Kennedy is a fly ball pitcher and we all know how that plays at The K. With a ton of acreage and one of the best defenses in baseball behind him, should he join the Royals you know more of those fly balls will stay in the yard and more of those fly balls will be converted into outs. It’s the Royals Formula. And over the last couple of seasons, it’s worked quite well.

Kennedy would cost the Royals their first round pick in the 2016 draft. They are slotted at 24 at the moment although that could change with several free agents with qualifying offers attached still floating around the market. But bringing Kennedy on board for at least the next two years (and probably a third) would continue to signal the front office recognizes their best chance at winning comes in the next two seasons. With Alex Gordon back and the rest of the core returning, the conventional thinking is the Royals need one more arm for the rotation to stay in the thick of the AL Central. Yes, the bullpen is great and will continue to be a strength, but how nice is it to have a starting pitcher would could potentially give you 200 innings, as Kennedy has done in three times in six seasons as a starter.

Another point in Kennedy’s favor would be his relationship with Eiland. Kennedy has made several mechanical adjustments in the last couple of years, searching for the answers to get back to his early successes. Last summer, it was about where he was standing on the mound. Two years ago it was about increasing torque and downward plane. Can Eiland help him find consistency? It could be worth a shot to find out.

At this point, I’d lean toward Kennedy over another oft-mentioned free agent candidate in Yovanni Gallardo. Like Kennedy, Gallardo is tied to a qualifying offer. Unlike Kennedy, Gallardo has seen his velocity and strikeout rate tumble the last several seasons. Kennedy’s strikeout rate has gone up every single season since he became a starter. Seriously, it’s climbed each of the last five years, going from 7.79 SO/9 to last year’s 9.30 SO/9. That’s not a trend that can continue obviously, but give me the guy who has had his rate move in a positive direction the last several seasons over the guy who has seen his drop.

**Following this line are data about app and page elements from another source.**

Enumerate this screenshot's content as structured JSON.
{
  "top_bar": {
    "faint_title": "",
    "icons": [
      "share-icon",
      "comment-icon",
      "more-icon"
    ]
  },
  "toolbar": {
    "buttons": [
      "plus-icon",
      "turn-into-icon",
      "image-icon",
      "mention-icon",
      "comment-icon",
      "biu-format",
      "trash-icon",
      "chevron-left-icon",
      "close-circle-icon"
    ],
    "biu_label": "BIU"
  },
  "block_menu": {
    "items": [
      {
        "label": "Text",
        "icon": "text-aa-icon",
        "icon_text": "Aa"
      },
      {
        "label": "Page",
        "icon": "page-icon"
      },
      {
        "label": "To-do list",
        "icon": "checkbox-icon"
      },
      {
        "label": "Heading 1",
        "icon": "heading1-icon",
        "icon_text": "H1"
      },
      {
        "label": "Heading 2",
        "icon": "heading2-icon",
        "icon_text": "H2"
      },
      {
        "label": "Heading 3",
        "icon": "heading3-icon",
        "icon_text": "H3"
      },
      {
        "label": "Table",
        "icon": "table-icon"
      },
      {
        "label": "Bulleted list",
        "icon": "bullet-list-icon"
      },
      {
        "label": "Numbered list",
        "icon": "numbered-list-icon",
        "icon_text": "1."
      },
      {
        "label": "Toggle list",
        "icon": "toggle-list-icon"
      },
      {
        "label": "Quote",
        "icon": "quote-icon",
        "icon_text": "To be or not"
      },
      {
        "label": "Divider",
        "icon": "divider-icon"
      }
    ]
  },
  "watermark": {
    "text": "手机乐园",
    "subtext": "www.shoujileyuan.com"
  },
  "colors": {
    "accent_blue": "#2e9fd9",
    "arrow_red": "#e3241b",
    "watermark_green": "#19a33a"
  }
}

Kennedy isn’t a sexy choice, but he’s a solid one. And that’s what the Royals are looking for at this stage in their title defense. The Royals certainly still have some room on the payroll and this remains their greatest need. I would expect some movement on this in the next week or so as the Royals ready their roster for 2016.